DESCRIPTION OF THE TASK ▸ Write out the records below once more, exactly as they stand.

MATERIAL FOR THIS TASK ▸
»»
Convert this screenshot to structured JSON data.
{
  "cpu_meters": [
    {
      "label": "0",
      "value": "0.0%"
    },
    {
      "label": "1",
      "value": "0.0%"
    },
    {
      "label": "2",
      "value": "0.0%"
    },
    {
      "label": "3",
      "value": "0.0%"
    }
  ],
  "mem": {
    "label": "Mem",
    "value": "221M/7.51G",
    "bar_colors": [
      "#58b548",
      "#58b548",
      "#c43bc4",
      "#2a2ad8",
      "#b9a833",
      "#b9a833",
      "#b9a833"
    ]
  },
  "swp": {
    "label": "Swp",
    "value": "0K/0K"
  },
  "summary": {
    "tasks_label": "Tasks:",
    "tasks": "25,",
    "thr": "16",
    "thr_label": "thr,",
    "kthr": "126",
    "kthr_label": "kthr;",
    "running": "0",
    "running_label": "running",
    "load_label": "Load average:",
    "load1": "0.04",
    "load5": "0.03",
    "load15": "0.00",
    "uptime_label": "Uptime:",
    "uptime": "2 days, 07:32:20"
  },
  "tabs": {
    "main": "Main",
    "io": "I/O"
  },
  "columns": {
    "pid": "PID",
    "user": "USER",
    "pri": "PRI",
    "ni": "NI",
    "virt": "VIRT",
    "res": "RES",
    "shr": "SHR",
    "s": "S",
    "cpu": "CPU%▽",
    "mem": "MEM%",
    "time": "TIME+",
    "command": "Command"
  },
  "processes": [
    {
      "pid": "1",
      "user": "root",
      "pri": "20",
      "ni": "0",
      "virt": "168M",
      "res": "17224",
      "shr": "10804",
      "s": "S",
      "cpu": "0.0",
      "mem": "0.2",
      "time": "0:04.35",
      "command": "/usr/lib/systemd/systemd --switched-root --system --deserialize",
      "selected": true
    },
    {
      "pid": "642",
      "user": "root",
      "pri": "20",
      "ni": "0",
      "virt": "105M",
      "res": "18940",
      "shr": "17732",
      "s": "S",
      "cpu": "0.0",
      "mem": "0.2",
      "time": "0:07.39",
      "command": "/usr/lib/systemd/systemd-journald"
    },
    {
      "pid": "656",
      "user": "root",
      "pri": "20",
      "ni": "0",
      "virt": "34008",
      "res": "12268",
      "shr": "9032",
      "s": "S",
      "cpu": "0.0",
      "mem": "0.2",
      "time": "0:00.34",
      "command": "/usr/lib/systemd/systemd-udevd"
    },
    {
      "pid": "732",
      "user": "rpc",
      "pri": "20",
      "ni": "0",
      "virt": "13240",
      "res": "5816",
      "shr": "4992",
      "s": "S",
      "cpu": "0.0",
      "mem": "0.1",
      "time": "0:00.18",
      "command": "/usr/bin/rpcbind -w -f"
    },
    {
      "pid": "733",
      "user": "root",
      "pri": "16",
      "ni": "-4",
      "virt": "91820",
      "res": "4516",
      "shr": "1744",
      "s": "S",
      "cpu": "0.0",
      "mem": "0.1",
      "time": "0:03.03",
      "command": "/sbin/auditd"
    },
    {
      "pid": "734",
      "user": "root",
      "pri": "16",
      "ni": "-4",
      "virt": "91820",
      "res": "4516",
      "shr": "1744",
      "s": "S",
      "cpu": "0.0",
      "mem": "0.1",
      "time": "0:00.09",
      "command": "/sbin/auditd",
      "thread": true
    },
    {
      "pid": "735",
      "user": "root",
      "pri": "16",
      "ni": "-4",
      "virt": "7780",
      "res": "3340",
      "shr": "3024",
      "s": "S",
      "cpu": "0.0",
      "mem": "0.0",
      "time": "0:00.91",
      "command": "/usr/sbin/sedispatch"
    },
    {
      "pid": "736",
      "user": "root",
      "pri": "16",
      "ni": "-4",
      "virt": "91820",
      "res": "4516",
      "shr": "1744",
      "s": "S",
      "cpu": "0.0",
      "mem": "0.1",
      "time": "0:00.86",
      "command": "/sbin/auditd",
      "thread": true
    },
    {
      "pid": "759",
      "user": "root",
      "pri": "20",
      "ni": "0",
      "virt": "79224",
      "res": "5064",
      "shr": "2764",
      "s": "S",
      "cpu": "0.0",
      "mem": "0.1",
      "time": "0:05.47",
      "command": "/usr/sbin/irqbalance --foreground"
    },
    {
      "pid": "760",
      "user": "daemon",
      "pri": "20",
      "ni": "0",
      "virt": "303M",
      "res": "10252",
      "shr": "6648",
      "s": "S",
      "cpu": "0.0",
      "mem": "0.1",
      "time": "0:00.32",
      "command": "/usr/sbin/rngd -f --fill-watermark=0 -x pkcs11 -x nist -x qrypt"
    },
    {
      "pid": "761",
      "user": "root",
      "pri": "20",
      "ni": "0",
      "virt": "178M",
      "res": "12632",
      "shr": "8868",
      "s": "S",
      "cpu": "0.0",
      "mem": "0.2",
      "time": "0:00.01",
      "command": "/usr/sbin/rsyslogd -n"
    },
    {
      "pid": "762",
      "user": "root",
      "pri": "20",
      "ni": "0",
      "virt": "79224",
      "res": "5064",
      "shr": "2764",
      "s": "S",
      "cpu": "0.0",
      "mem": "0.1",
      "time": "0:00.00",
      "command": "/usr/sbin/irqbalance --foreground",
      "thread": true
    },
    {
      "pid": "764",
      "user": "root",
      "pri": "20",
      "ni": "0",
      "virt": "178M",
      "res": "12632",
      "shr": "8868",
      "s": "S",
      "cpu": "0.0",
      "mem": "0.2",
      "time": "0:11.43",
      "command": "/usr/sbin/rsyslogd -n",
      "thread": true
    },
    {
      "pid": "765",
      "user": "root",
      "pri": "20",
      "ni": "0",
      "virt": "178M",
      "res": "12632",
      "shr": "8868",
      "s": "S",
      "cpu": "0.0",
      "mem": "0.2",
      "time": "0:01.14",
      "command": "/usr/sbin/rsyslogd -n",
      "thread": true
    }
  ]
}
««
SOLVED EXERCISE ▸
Convert this screenshot to structured JSON data.
{
  "cpu_meters": [
    {
      "label": "0",
      "value": "0.0%"
    },
    {
      "label": "1",
      "value": "0.0%"
    },
    {
      "label": "2",
      "value": "0.0%"
    },
    {
      "label": "3",
      "value": "0.0%"
    }
  ],
  "mem": {
    "label": "Mem",
    "value": "221M/7.51G",
    "bar_colors": [
      "#58b548",
      "#58b548",
      "#c43bc4",
      "#2a2ad8",
      "#b9a833",
      "#b9a833",
      "#b9a833"
    ]
  },
  "swp": {
    "label": "Swp",
    "value": "0K/0K"
  },
  "summary": {
    "tasks_label": "Tasks:",
    "tasks": "25,",
    "thr": "16",
    "thr_label": "thr,",
    "kthr": "126",
    "kthr_label": "kthr;",
    "running": "0",
    "running_label": "running",
    "load_label": "Load average:",
    "load1": "0.04",
    "load5": "0.03",
    "load15": "0.00",
    "uptime_label": "Uptime:",
    "uptime": "2 days, 07:32:20"
  },
  "tabs": {
    "main": "Main",
    "io": "I/O"
  },
  "columns": {
    "pid": "PID",
    "user": "USER",
    "pri": "PRI",
    "ni": "NI",
    "virt": "VIRT",
    "res": "RES",
    "shr": "SHR",
    "s": "S",
    "cpu": "CPU%▽",
    "mem": "MEM%",
    "time": "TIME+",
    "command": "Command"
  },
  "processes": [
    {
      "pid": "1",
      "user": "root",
      "pri": "20",
      "ni": "0",
      "virt": "168M",
      "res": "17224",
      "shr": "10804",
      "s": "S",
      "cpu": "0.0",
      "mem": "0.2",
      "time": "0:04.35",
      "command": "/usr/lib/systemd/systemd --switched-root --system --deserialize",
      "selected": true
    },
    {
      "pid": "642",
      "user": "root",
      "pri": "20",
      "ni": "0",
      "virt": "105M",
      "res": "18940",
      "shr": "17732",
      "s": "S",
      "cpu": "0.0",
      "mem": "0.2",
      "time": "0:07.39",
      "command": "/usr/lib/systemd/systemd-journald"
    },
    {
      "pid": "656",
      "user": "root",
      "pri": "20",
      "ni": "0",
      "virt": "34008",
      "res": "12268",
      "shr": "9032",
      "s": "S",
      "cpu": "0.0",
      "mem": "0.2",
      "time": "0:00.34",
      "command": "/usr/lib/systemd/systemd-udevd"
    },
    {
      "pid": "732",
      "user": "rpc",
      "pri": "20",
      "ni": "0",
      "virt": "13240",
      "res": "5816",
      "shr": "4992",
      "s": "S",
      "cpu": "0.0",
      "mem": "0.1",
      "time": "0:00.18",
      "command": "/usr/bin/rpcbind -w -f"
    },
    {
      "pid": "733",
      "user": "root",
      "pri": "16",
      "ni": "-4",
      "virt": "91820",
      "res": "4516",
      "shr": "1744",
      "s": "S",
      "cpu": "0.0",
      "mem": "0.1",
      "time": "0:03.03",
      "command": "/sbin/auditd"
    },
    {
      "pid": "734",
      "user": "root",
      "pri": "16",
      "ni": "-4",
      "virt": "91820",
      "res": "4516",
      "shr": "1744",
      "s": "S",
      "cpu": "0.0",
      "mem": "0.1",
      "time": "0:00.09",
      "command": "/sbin/auditd",
      "thread": true
    },
    {
      "pid": "735",
      "user": "root",
      "pri": "16",
      "ni": "-4",
      "virt": "7780",
      "res": "3340",
      "shr": "3024",
      "s": "S",
      "cpu": "0.0",
      "mem": "0.0",
      "time": "0:00.91",
      "command": "/usr/sbin/sedispatch"
    },
    {
      "pid": "736",
      "user": "root",
      "pri": "16",
      "ni": "-4",
      "virt": "91820",
      "res": "4516",
      "shr": "1744",
      "s": "S",
      "cpu": "0.0",
      "mem": "0.1",
      "time": "0:00.86",
      "command": "/sbin/auditd",
      "thread": true
    },
    {
      "pid": "759",
      "user": "root",
      "pri": "20",
      "ni": "0",
      "virt": "79224",
      "res": "5064",
      "shr": "2764",
      "s": "S",
      "cpu": "0.0",
      "mem": "0.1",
      "time": "0:05.47",
      "command": "/usr/sbin/irqbalance --foreground"
    },
    {
      "pid": "760",
      "user": "daemon",
      "pri": "20",
      "ni": "0",
      "virt": "303M",
      "res": "10252",
      "shr": "6648",
      "s": "S",
      "cpu": "0.0",
      "mem": "0.1",
      "time": "0:00.32",
      "command": "/usr/sbin/rngd -f --fill-watermark=0 -x pkcs11 -x nist -x qrypt"
    },
    {
      "pid": "761",
      "user": "root",
      "pri": "20",
      "ni": "0",
      "virt": "178M",
      "res": "12632",
      "shr": "8868",
      "s": "S",
      "cpu": "0.0",
      "mem": "0.2",
      "time": "0:00.01",
      "command": "/usr/sbin/rsyslogd -n"
    },
    {
      "pid": "762",
      "user": "root",
      "pri": "20",
      "ni": "0",
      "virt": "79224",
      "res": "5064",
      "shr": "2764",
      "s": "S",
      "cpu": "0.0",
      "mem": "0.1",
      "time": "0:00.00",
      "command": "/usr/sbin/irqbalance --foreground",
      "thread": true
    },
    {
      "pid": "764",
      "user": "root",
      "pri": "20",
      "ni": "0",
      "virt": "178M",
      "res": "12632",
      "shr": "8868",
      "s": "S",
      "cpu": "0.0",
      "mem": "0.2",
      "time": "0:11.43",
      "command": "/usr/sbin/rsyslogd -n",
      "thread": true
    },
    {
      "pid": "765",
      "user": "root",
      "pri": "20",
      "ni": "0",
      "virt": "178M",
      "res": "12632",
      "shr": "8868",
      "s": "S",
      "cpu": "0.0",
      "mem": "0.2",
      "time": "0:01.14",
      "command": "/usr/sbin/rsyslogd -n",
      "thread": true
    }
  ]
}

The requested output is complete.